But then what writing is? Do I mean writing style? Partly, yes. (Here, I have talked about three writing styles that I had learnt about sometime back.) And partly the technicalities of writing. The grammar, you may say. This latter one is the easiest to learn. For it is all about rules, (and, I believe, bit about intuition.) And rules are easiest to follow. When we know one is right, and the other is not, it becomes easier for us to rule out the wrongs. English grammar has always been a dilute subject, more so in the recent times; diluted in a way of having more than one right ways of usages; but that is the case with most of the subjects, right?

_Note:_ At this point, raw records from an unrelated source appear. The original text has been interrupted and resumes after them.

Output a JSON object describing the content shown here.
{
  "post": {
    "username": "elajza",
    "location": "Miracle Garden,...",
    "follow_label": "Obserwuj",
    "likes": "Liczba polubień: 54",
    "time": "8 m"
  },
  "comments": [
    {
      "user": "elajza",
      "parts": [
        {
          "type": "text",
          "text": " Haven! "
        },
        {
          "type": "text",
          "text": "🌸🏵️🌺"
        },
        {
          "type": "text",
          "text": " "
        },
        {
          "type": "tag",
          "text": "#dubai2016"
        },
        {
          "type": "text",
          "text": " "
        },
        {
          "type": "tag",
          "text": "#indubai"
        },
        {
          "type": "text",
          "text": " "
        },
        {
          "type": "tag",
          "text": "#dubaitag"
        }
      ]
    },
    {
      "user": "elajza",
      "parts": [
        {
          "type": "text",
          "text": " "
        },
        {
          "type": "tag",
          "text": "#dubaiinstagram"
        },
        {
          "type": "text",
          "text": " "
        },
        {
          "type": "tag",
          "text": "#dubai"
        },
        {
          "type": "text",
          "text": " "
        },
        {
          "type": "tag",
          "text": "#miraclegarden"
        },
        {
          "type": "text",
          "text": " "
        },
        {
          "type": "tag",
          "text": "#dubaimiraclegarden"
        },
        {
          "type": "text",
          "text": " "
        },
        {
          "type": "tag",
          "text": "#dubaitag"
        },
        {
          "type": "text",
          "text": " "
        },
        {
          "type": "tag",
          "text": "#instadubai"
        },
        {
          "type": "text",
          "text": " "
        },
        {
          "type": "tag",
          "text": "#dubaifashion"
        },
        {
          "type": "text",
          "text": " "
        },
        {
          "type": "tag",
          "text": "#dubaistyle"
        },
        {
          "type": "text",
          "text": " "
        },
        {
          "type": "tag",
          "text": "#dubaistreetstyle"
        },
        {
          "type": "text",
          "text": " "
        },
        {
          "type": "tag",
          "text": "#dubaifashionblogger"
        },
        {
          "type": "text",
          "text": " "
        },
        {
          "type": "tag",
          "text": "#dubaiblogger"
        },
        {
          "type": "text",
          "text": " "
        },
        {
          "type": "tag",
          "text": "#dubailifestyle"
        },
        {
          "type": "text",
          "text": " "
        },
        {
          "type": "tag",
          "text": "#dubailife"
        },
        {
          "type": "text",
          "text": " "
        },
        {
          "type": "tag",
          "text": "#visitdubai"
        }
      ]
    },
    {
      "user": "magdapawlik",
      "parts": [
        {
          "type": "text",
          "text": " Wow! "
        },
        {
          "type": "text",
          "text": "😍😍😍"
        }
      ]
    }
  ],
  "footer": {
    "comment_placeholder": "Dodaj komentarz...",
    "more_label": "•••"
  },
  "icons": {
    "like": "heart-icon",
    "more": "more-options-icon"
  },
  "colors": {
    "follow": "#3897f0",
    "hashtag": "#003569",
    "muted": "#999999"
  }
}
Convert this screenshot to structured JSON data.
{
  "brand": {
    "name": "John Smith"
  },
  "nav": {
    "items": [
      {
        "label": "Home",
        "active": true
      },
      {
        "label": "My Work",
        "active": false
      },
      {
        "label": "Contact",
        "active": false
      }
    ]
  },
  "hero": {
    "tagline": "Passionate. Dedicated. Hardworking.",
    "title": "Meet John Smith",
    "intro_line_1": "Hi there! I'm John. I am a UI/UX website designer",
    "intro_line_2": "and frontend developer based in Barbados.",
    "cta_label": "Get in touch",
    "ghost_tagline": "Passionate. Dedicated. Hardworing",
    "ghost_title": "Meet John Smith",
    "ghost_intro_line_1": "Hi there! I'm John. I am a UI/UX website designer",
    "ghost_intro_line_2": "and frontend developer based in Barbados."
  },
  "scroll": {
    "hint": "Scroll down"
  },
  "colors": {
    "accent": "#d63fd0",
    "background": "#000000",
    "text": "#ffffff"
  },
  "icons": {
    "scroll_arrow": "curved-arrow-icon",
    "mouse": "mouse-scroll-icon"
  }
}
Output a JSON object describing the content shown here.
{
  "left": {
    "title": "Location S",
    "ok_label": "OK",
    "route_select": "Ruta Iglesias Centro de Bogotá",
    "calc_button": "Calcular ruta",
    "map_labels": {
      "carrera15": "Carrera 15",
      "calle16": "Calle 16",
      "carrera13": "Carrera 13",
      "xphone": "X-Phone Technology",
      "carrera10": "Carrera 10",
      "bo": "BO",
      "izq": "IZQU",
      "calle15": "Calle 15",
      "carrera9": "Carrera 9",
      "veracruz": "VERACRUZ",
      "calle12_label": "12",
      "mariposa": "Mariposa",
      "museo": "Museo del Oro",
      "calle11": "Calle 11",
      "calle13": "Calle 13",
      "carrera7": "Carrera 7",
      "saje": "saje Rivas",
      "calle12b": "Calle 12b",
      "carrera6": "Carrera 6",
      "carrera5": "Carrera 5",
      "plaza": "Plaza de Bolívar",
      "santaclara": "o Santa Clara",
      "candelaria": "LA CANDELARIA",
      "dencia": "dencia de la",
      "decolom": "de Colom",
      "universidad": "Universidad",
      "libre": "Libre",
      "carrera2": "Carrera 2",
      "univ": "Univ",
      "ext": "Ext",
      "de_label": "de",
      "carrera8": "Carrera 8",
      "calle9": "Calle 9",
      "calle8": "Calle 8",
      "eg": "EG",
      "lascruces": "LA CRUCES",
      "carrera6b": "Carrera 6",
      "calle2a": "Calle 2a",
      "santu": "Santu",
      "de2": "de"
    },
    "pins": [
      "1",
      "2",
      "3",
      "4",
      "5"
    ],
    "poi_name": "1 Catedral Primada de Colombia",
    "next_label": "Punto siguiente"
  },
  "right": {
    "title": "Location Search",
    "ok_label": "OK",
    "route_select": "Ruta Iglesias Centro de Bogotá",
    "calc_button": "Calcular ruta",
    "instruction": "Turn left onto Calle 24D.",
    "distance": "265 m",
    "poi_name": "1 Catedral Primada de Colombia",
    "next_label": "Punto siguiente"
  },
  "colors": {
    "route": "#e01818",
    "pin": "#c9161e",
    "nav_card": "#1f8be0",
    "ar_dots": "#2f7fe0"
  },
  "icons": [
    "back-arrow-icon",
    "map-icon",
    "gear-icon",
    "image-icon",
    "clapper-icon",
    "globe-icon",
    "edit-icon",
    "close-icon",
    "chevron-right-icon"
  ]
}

As far as writing style is concerned, it is developed overtime, gradually, and naturally. The more you force it, the more it fears to come to you. Let it take its time and come to you when it’s ready.
With all this said, a grammar expert is not necessarily an expert in storytelling too. I do not have to delve deeper into it, as what I mentioned above is self-explanatory. Yet, to suffice, let’s say good grammar and writing technicalities do not equal to good storytelling.
But if the storyteller lacks the required writing skills, it can, and it will, impact the story drastically.
How can a story be successful, if the words forming it, themselves are a failure? If the words fail to express their meaning, how can the meaning of story be imparted?
To make oneself understood, one should be able to express it in a meaningful way; and only when that is done, can we expect the story to work its charm.
Once a storyteller is always a storyteller.
To sum it all up, storytelling is something, as I said before too, innate in some people; they are naturally good at it. But their talent goes underdeveloped and untapped. And why so? Just because they never learn the art of writing. Whatever we have in ourselves must be nursed and given the right direction, otherwise it’ll go untouched and unused, as if it were never there.
And being a good writer isn’t an equivalent to being a good storyteller.
Did any of what I say, made sense to you? Do you agree with the subject-line, the first line of this piece, or highly disagree? Do share your views. Let us learn and grow together.
IF YOU ARE A FIRST- TIME VISITOR OF MY BLOG, DO REFER ‘First-Timers‘. IT WOULD HELP YOU IN EXPLORING THE PLACE.
No credit for the images used.
Copyright © 2018 by Idle Muser. All rights reserved.